Reuben Delevan Mussey, Brigadier General, US Volunteers, and Private Secretary to President Andrew Johnson. “R.D.” Mussey graduated from Dummer Academy in 1846. He received a college degree in 1854 from Dartmouth College, where his father—also Reuben Mussey—was a professor in Dartmouth’s medical school and the fourth president of the American Medical Association. Mussey had campaigned for Abraham Lincoln in 1860. When the war started, he was appointed from Ohio to the regular army, assigned to the 19th U.S. Infantry as a captain in May of 1861. The 19th ultimately joined the Army of the Ohio and later the Army of the Cumberland. According to the Certificate of Records of Soldiers and Sailors Historical and Benevolent Society No. 180017, Mussey was said to have been the first regular army officer to see permission to raise Negro troops. In September 1863, he was sent to Nashville, Tennessee, to help organize Negro troops. He was made Colonel of the 100th U.S. Colored Infantry in June of 1864. Mussey was brevetted Brigadier General of U.S. Volunteers in 1865 for his recruitment and organization of Negro troops. Subsequently, he served as Andrew Johnson’s confidential secretary from when Johnson took office following Lincoln’s assassination until November 1865. Mussey then served as an adjunct instructor at Howard Law School. He established law office in Washington, DC, and involved his wife, Ellen Spencer Mussey, who became a social reformer, supporter of the women’s suffrage movement, lawyer, and founder of Washington College of Law.

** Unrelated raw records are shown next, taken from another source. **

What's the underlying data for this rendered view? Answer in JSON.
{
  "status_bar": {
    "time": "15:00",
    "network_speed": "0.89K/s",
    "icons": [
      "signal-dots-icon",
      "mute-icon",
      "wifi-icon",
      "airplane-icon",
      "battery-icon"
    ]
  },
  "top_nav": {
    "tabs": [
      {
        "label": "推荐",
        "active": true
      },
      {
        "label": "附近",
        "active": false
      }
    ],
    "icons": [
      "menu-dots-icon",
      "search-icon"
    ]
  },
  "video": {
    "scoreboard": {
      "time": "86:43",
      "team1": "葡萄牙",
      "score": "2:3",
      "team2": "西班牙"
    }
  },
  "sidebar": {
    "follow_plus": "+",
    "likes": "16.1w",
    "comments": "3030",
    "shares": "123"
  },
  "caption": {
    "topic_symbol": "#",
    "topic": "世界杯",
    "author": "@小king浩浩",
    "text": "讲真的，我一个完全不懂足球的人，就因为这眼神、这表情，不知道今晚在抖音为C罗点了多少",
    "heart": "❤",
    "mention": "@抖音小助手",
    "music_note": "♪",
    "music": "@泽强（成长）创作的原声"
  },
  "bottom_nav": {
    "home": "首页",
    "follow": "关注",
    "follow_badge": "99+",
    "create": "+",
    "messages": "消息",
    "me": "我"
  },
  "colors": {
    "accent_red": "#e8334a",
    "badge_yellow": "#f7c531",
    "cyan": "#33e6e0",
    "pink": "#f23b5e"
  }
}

Malcom W. Tewksbury, Company C, 104th Illinois Volunteer Infantry, enlisted as a 1st Lieutenant, Union. Originally from Chester, NH, Tewksbury graduated from Dummer Academy in 1854, and from Dartmouth College in 1858.

Goodwin A. Stone (see below), Captain 2d Cavalry, Company K. An 1856 graduate of Dummer Academy and an 1862 graduate of Harvard University, Stone was mortally wounded at the Battle of Aldie, part of the Gettysburg Campaign. He hailed from Newburyport, Massachusetts.

George P. Sylvester, 3rd Sergeant (non-commissioned officer), Ninth Regiment New Hampshire Volunteers. Originally from West Newbury, Massachusetts, Sylvester graduated from Dummer Academy in 1858. The Union officer was also mortally wounded in battle.